__ACTIVITY__
An exact, word-for-word copy of the entries is required, beginning at the line that contains "Output a JSON" and ending at the last line, both included.

### INPUT

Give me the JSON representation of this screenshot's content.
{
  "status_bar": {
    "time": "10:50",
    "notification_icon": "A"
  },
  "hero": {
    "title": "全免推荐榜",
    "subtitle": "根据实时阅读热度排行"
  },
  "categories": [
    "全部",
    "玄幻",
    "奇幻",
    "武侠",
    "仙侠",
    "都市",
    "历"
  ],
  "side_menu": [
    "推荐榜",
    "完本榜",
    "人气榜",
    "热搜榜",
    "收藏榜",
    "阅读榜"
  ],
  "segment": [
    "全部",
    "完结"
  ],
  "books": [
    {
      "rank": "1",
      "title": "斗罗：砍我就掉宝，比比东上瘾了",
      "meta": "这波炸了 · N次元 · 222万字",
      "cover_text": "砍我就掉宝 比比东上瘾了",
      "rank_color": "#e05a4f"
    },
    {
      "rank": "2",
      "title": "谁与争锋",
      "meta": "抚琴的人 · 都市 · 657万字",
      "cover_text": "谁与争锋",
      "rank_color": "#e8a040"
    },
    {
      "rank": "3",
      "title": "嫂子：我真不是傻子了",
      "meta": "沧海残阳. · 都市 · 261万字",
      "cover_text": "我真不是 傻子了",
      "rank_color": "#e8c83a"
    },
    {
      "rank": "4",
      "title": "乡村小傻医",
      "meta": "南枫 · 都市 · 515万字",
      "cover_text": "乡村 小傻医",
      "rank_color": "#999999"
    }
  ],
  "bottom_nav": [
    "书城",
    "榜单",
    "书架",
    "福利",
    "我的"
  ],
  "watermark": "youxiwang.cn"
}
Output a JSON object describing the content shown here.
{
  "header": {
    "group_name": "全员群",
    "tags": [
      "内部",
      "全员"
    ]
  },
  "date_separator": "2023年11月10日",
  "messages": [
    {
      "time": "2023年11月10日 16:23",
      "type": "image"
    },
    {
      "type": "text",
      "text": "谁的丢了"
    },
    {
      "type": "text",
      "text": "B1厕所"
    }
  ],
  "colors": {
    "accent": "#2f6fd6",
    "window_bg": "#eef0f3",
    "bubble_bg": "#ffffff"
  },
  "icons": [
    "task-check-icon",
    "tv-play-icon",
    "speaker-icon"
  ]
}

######

__EXERCISE OUTPUT__
Output a JSON object describing the content shown here.
{
  "header": {
    "group_name": "全员群",
    "tags": [
      "内部",
      "全员"
    ]
  },
  "date_separator": "2023年11月10日",
  "messages": [
    {
      "time": "2023年11月10日 16:23",
      "type": "image"
    },
    {
      "type": "text",
      "text": "谁的丢了"
    },
    {
      "type": "text",
      "text": "B1厕所"
    }
  ],
  "colors": {
    "accent": "#2f6fd6",
    "window_bg": "#eef0f3",
    "bubble_bg": "#ffffff"
  },
  "icons": [
    "task-check-icon",
    "tv-play-icon",
    "speaker-icon"
  ]
}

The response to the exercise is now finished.